But Mayor Madeleine Redfern said this proposed bylaw change isn't about water volume.
"The biggest difference is ... where these three businesses are situated, they're not on piped service," she said. "If there was a pipe, we wouldn't be having this conversation."
Mona Godin, manager of DJ Specialties, was one of 12 people who spoke during the three-hour meeting.
As someone who lives with trucked service at home, she said homes or businesses on trucked water should be treated no differently than those on piped services.
"All businesses need to be treated the same way," Godin said. "They are all providing a service and they are all paying taxes."
Bethany Scott also spoke at the meeting. She said the bylaw should be drafted based on the principle that water is a human right.
Scott, like many other speakers, felt the proposed changes to the bylaw are being rushed for the wrong reasons.
"It seems odd to me that there are a couple of very specific instances where we can't supply water to businesses in our community and to council I say: just take care of those," she said.
"You don't have to change your governing documents and possibly introduce unintended consequences to do that."

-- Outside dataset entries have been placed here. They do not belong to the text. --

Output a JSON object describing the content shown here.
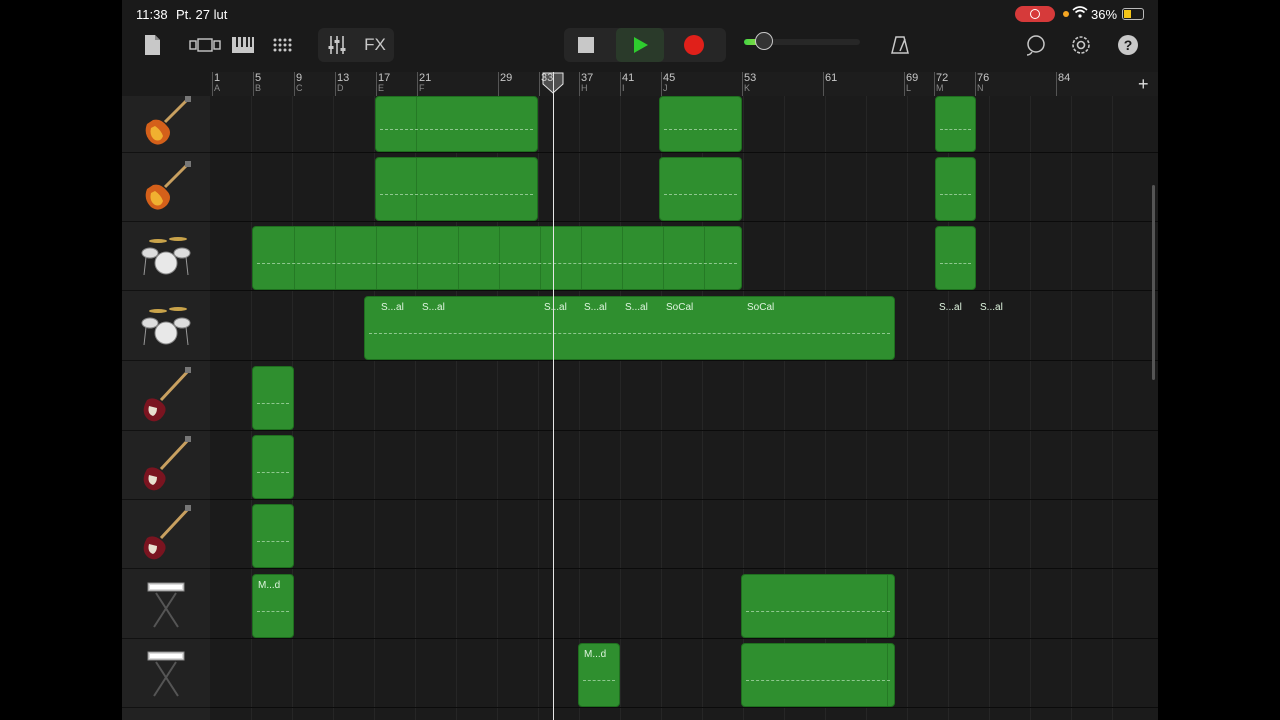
{
  "status": {
    "time": "11:38",
    "date": "Pt. 27 lut",
    "battery": "36%"
  },
  "toolbar": {
    "fx_label": "FX",
    "volume_level": 0.16,
    "icons": [
      "browser-icon",
      "view-toggle-icon",
      "keyboard-icon",
      "grid-icon",
      "mixer-icon",
      "fx",
      "stop-icon",
      "play-icon",
      "record-icon",
      "metronome-icon",
      "loop-icon",
      "settings-icon",
      "help-icon"
    ]
  },
  "ruler": {
    "bars": [
      {
        "num": "1",
        "sec": "A"
      },
      {
        "num": "5",
        "sec": "B"
      },
      {
        "num": "9",
        "sec": "C"
      },
      {
        "num": "13",
        "sec": "D"
      },
      {
        "num": "17",
        "sec": "E"
      },
      {
        "num": "21",
        "sec": "F"
      },
      {
        "num": "29",
        "sec": ""
      },
      {
        "num": "33",
        "sec": ""
      },
      {
        "num": "37",
        "sec": "H"
      },
      {
        "num": "41",
        "sec": "I"
      },
      {
        "num": "45",
        "sec": "J"
      },
      {
        "num": "53",
        "sec": "K"
      },
      {
        "num": "61",
        "sec": ""
      },
      {
        "num": "69",
        "sec": "L"
      },
      {
        "num": "72",
        "sec": "M"
      },
      {
        "num": "76",
        "sec": "N"
      },
      {
        "num": "84",
        "sec": ""
      }
    ]
  },
  "tracks": [
    {
      "instrument": "electric-guitar",
      "regions": []
    },
    {
      "instrument": "electric-guitar",
      "regions": []
    },
    {
      "instrument": "drum-kit",
      "regions": []
    },
    {
      "instrument": "drum-kit",
      "regions": [
        {
          "label": "S...al"
        },
        {
          "label": "S...al"
        },
        {
          "label": "S...al"
        },
        {
          "label": "S...al"
        },
        {
          "label": "S...al"
        },
        {
          "label": "SoCal"
        },
        {
          "label": "SoCal"
        },
        {
          "label": "S...al"
        },
        {
          "label": "S...al"
        }
      ]
    },
    {
      "instrument": "bass-guitar",
      "regions": []
    },
    {
      "instrument": "bass-guitar",
      "regions": []
    },
    {
      "instrument": "bass-guitar",
      "regions": []
    },
    {
      "instrument": "keyboard",
      "regions": [
        {
          "label": "M...d"
        }
      ]
    },
    {
      "instrument": "keyboard",
      "regions": [
        {
          "label": "M...d"
        }
      ]
    }
  ],
  "colors": {
    "region": "#2f8f2f",
    "record": "#e0201a",
    "play": "#2ecc2e"
  }
}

Scott referred to concerns that changes to the bylaw to allow third-party trucking could lead to a slippery slope of privatization of water.
Keep services public, says resident
Iqaluit lawyer and Apex resident Anne Crawford said she wants to see the businesses' trucked water and sewage needs met through the existing bylaw, maintaining the public monopoly on water.
"Why don't we sit down and talk about water as a regulated public resource that we share, and we want to keep transparent and in the control of our municipal council because that's where we trust it to be," she said.
Three members of the brewery spoke at the consultation, frustrated by their lack of ability to access water because of the bylaw. The brewery has been asking the city to let them haul extra water and sewage.
The comments from the consultation are set to be provided to councillors in time for their next council meeting on Tuesday.
Redfern said she will ask staff to look at some of the options presented during the meeting, "so that a full assessment of what is reasonable and … possible" will be part of the discussion.
"We care deeply about our community and we want to ensure all the different entities in our community have ... the water they require and need, whether it is for residents or businesses," she said.